Karen Ebenezer, Staff Writer

One of the most famous moments in the comic book superhero world is the death of Gwen Stacy, Spider-Man’s oft-forgotten first girlfriend. The Green Goblin, Spider-Man’s arch nemesis, has cornered Gwen on a bridge in an attempt to lure Spider-Man there, when she is hurled off the side by the Goblin. Spider-Man, in an attempt to save her, shoots out his web and halts her fall, but when he reels her up, Spider-Man finds that his girlfriend has already died. The Green Goblin cackles: “Romantic idiot! She was dead before your webbing reached her! A fall from that height would kill anyone, before they struck the ground!” Through the years, the Spider-Man fandom has fiercely debated this claim. Many have argued that Spider-Man’s webbing could have actually killed her; it stopped her fall so abruptly that she snapped her neck. However, for the longest time, the question remained unanswered: did the webbing kill Gwen Stacy, or did the fall?

On the 25th of October, the Berkeley Carroll School had the honor of hosting Professor James Kakalios, a physics professor from the University of Minnesota, as he conducted a talk on ‘The Physics of Superheroes’. His book, with the same enticing name, brilliantly combines physics with comic book superheroes, an endeavor that began with one of his Physics classes, entitled: Everything I Know About Physics I Learned From Comic Books. While suspending disbelief in the existence of superheroes, Professor Kakalios provides scientific grounds for the feats of these comic book icons. The punster, writer and physicist had this to say about the death of Gwen Stacy: “I proved in my book, with simple physics, that it was the webbing and not the fall that killed Gwen Stacy.” Using Newton’s Second Law of motion, he says, the scenario makes sense. As Gwen Stacy was falling, her momentum – the product of her velocity and her mass – was rapidly increasing, and the sudden halt to her downward velocity caused by the webbing snapped her neck. It was never the fall; “The Goblin was wrong!” exclaimed Professor Kakalios.

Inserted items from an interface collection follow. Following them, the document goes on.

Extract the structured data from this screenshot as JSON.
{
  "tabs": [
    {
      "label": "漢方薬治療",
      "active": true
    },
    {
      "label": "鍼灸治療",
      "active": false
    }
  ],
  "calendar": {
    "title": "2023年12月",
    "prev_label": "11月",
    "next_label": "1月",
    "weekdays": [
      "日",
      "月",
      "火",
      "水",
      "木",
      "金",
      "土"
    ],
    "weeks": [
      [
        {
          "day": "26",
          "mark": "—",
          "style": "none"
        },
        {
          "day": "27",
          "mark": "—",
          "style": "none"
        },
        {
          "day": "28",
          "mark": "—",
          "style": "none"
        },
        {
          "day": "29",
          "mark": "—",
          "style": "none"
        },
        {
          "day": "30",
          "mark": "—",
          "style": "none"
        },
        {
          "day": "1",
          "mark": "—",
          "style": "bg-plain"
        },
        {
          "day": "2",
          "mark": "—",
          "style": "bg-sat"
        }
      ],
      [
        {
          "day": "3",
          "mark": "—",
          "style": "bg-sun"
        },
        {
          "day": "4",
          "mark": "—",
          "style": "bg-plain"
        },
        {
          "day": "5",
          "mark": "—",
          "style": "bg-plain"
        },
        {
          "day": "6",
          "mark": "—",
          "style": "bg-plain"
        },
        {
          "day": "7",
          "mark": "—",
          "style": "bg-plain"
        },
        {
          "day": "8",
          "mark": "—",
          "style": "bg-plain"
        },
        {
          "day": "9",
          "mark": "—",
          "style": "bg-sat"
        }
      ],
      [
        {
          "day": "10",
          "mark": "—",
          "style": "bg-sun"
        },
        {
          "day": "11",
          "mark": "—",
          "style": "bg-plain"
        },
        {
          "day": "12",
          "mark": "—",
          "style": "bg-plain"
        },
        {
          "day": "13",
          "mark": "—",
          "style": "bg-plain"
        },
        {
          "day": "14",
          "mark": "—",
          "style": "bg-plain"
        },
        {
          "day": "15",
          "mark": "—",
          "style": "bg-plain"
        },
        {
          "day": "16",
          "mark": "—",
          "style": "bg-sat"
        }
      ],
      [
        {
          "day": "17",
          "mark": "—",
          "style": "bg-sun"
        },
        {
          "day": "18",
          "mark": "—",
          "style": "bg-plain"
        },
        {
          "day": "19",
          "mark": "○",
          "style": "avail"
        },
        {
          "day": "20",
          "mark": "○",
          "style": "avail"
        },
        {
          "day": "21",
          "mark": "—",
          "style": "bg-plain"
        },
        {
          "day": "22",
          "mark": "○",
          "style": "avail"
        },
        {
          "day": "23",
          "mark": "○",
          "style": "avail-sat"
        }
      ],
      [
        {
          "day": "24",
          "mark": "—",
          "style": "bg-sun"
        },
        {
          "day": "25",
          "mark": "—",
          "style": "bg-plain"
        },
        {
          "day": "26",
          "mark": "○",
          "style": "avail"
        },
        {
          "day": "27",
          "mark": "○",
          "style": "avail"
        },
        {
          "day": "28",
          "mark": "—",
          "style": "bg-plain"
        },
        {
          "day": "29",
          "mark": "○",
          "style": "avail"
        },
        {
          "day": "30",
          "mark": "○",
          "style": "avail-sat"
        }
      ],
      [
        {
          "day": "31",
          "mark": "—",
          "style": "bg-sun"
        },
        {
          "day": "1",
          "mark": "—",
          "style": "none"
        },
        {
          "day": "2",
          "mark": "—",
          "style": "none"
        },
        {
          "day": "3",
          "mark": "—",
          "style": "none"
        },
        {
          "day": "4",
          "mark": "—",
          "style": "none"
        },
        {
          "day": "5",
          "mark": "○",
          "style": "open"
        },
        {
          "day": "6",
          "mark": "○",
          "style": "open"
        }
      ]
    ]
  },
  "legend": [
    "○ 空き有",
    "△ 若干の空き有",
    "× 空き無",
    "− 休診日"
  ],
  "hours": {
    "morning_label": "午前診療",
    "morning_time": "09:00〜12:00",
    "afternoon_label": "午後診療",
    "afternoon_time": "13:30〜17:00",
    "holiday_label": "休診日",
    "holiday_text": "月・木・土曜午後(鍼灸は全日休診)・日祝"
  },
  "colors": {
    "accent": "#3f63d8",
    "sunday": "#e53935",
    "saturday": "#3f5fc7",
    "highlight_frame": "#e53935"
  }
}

Berkeley Carroll students were understandably apprehensive about a physics-centric talk, but for many, their interest heightened when they found out that it was physics in terms of comic book superheroes. Junior Callie Goodin articulated this sentiment following Professor Kakalios’ talk: “His lecture was really cool,” she muses. “I think it’s great that he’s able to teach material many students feel is dry and inaccessible in a really interesting and exciting way. Anything can be fascinating if you look at it from the right mindset (whatever that mindset is for you).” Caleb Gordon, a senior and an avowed fan of any union between science and literature had this to say about Professor Kakalios’ talk: “I thought Professor Kakalios was a really engaging speaker. He obviously knew his stuff, but he was also a really fun and funny guy. I mean, he had the audience cracking up during a physics lecture.” Like I said, punster. Mr. Scott Rubin, physics teacher and head of the Science department at Berkeley Carroll was especially excited about Professor Kakalios’ visit and encouraged everyone to take his book home and read it, “The great thing about Physics is that it is full of fantastic possibilities – from time travel to teleportation,” said Mr. Rubin. “I thought Dr. Kakalios brought that out really well.”

Professor Kakalios, aside from writing fascinating interdisciplinary books and wielding a wealth of information about comic book characters in books and movies, is also a Physics professor. He is known for his work with complicated, but undoubtedly fascinating, areas of study such as amorphous semiconductors and 1/f noise. Ben Schmidt, a senior who introduced Professor Kakalios before his talk, was impressed with the breadth of study that this physicist had tackled in the mere span of fifty minutes. “[The presentation] covered a wide range of basic physics using examples from superheroes such as Flash and Spider-Man. It even included an interesting detour into the physical wonders of sand, how it acts as both a liquid and a solid.” Needless to say, the entire Berkeley Carroll community was impressed with Professor Kakalios as well; this one, bespectacled man sporting a Spider-Man tie had replaced the well-known fear of Physics with the marvels of the comic book universe. He even asked the students to reconsider what they saw at the movies, and think of it in terms of Physics. “I asked a question about Iron Man,” Caleb remembers. “He made me lose a smidgen of my respect for the Iron Man trilogy, and if that’s not something, I don’t know what is.”